Dr. Leslie Lane: Longtime Nevada County resident returns home to care for the community
After being away for two decades for college, medical school, residency and her first position as a physician, Dr. Leslie Lane was ready to come home to Nevada County.
“I’m excited to be back home and provide health care to the community that I know,” said Dr. Lane, who joined Western Sierra Medical Clinic as a family medicine physician in summer 2020. “I’m loving being back so much. It’s a slower pace and people are so kind.”
Dr. Lane left the community and her family for the University of California, Davis, where she earned a bachelor of science in Neurobiology, Physiology and Behavior and a Master of Public Health. She graduated from the UC Davis School of Medicine, and completed her family and community medicine residency at San Francisco General Hospital.
Following her residency, Dr. Lane joined La Clinica, a Federally Qualified Health Center like Western Sierra in the Bay Area, where she could “provide health care to underserved patients,” one of the primary reasons she became a physician.

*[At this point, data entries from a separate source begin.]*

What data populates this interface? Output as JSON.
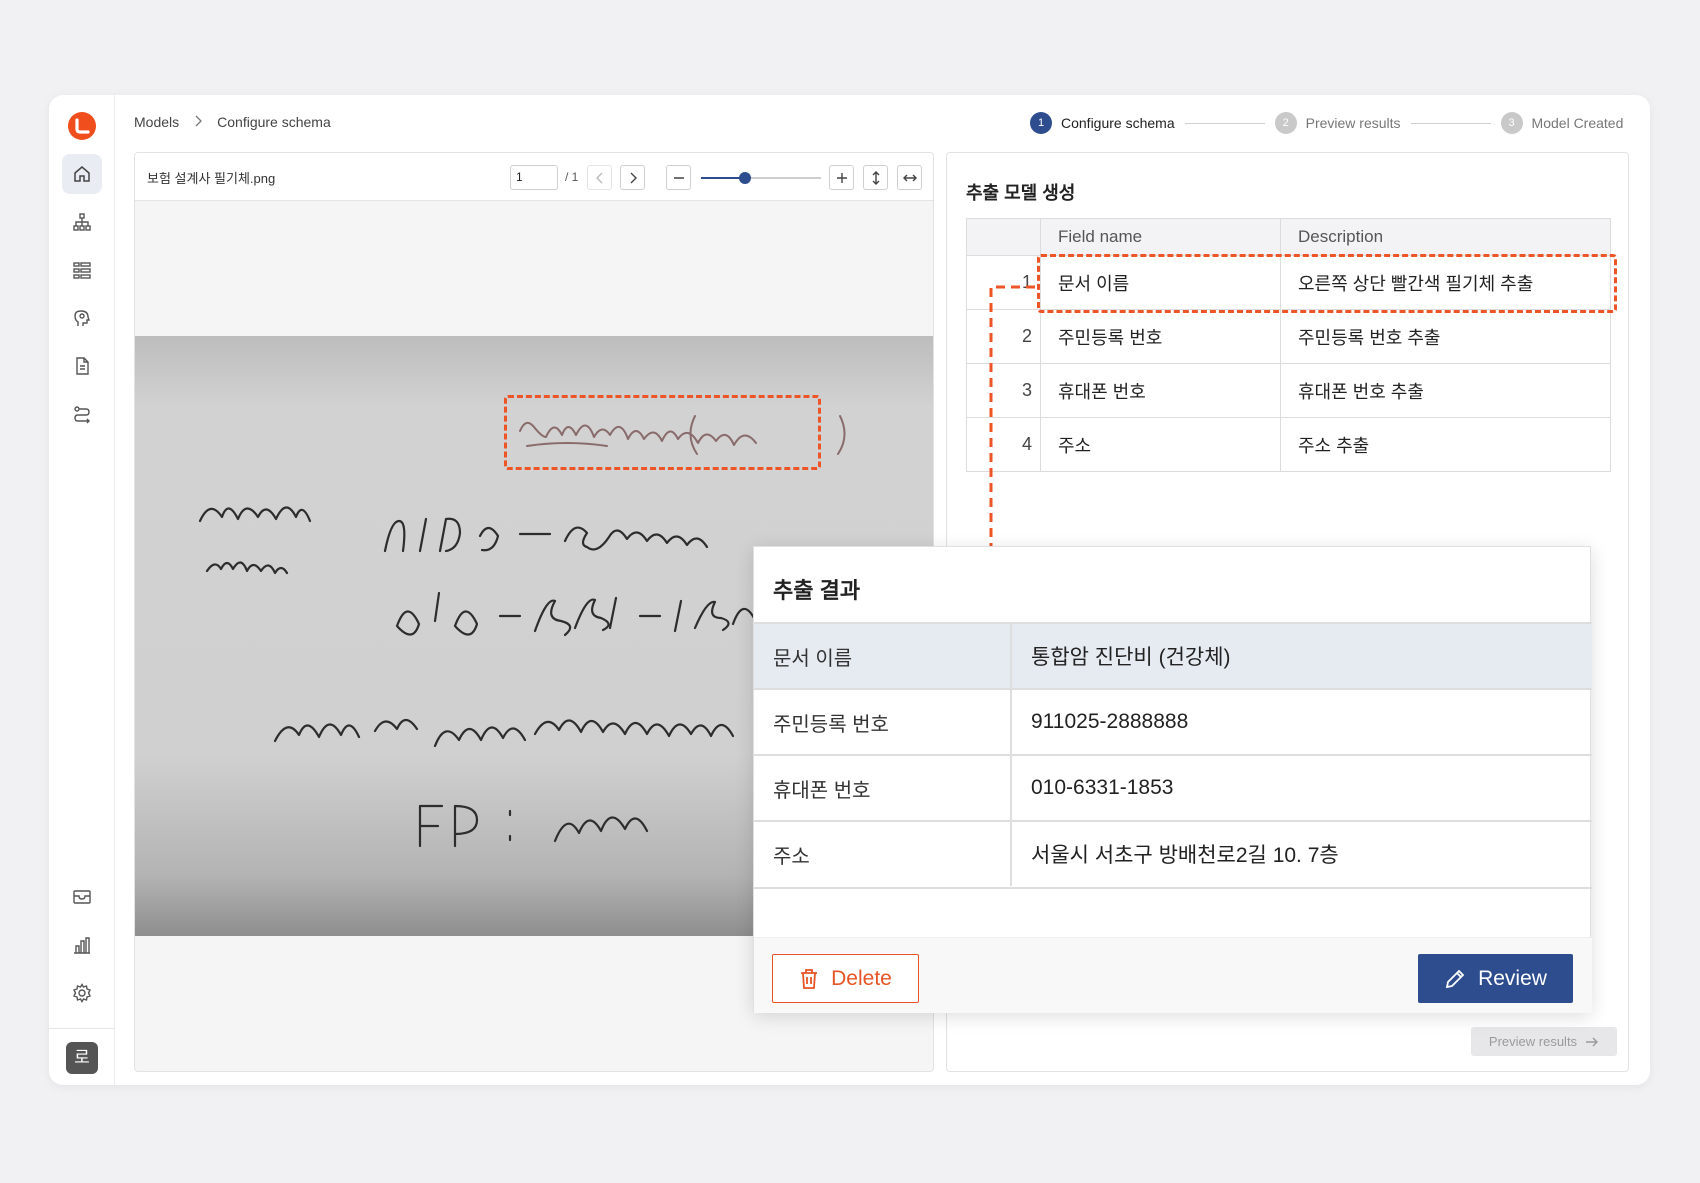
{
  "breadcrumb": {
    "root": "Models",
    "current": "Configure schema"
  },
  "stepper": [
    {
      "num": "1",
      "label": "Configure schema",
      "state": "active"
    },
    {
      "num": "2",
      "label": "Preview results",
      "state": "inactive"
    },
    {
      "num": "3",
      "label": "Model Created",
      "state": "inactive"
    }
  ],
  "sidebar": {
    "items": [
      "home-icon",
      "hierarchy-icon",
      "grid-icon",
      "ai-head-icon",
      "document-icon",
      "workflow-icon",
      "inbox-icon",
      "chart-icon",
      "settings-icon"
    ],
    "avatar_initial": "로"
  },
  "viewer": {
    "file_name": "보험 설계사 필기체.png",
    "page_value": "1",
    "page_total": "/ 1",
    "zoom_level": 0.37
  },
  "schema": {
    "title": "추출 모델 생성",
    "headers": {
      "name": "Field name",
      "description": "Description"
    },
    "rows": [
      {
        "num": "1",
        "name": "문서 이름",
        "description": "오른쪽 상단 빨간색 필기체 추출"
      },
      {
        "num": "2",
        "name": "주민등록 번호",
        "description": "주민등록 번호 추출"
      },
      {
        "num": "3",
        "name": "휴대폰 번호",
        "description": "휴대폰 번호 추출"
      },
      {
        "num": "4",
        "name": "주소",
        "description": "주소 추출"
      }
    ],
    "preview_button": "Preview results"
  },
  "result": {
    "title": "추출 결과",
    "rows": [
      {
        "key": "문서 이름",
        "value": "통합암 진단비 (건강체)"
      },
      {
        "key": "주민등록 번호",
        "value": "911025-2888888"
      },
      {
        "key": "휴대폰 번호",
        "value": "010-6331-1853"
      },
      {
        "key": "주소",
        "value": "서울시 서초구 방배천로2길 10. 7층"
      }
    ],
    "delete_label": "Delete",
    "review_label": "Review"
  },
  "colors": {
    "accent": "#2d4d8f",
    "highlight": "#ee5526",
    "brand": "#f04e1c"
  }
}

But after six years, when she learned about an opening at Western Sierra, she was ready to leave the Bay Area behind for where she grew up and continue helping patients. She currently treats patients in the Grass Valley, Downieville and Kings Beach (Tahoe) centers.
“There is a lot of variety” at the three centers, said Dr. Lane, who is fluent in Spanish. “Every population is so unique.”
Dr. Lane has been busy learning about each community and their health care needs. From annual checkups to helping manage chronic conditions, she wants to ensure that patients have access to quality health care. She knows that getting medical treatment – sometimes because of distance or limited resources, or both – can be challenging in rural communities.
“Getting people engaged in their health and providing continuity of care throughout the lifespan is my primary goal.” Dr. Lane said.
Dr. Lane is also available for minor procedures – such as joint injections, skin biopsies and suturing – and women’s health and reproductive services, an often hard-to-find service in the smaller communities.
“I want to improve access to health care and services,” said Dr. Lane, who as a child was a patient of the former Miners Clinic, which merged with Western Sierra in 2010. “There is just a tremendous need and so many opportunities within this organization.”
Being back in Nevada County allows Dr. Lane to enjoy more recreational activities — including gardening, hiking and trail running – and the feeling of community.
“People are welcoming and coexist very well here,” she said. “Despite differences, everyone is committed to helping each other.”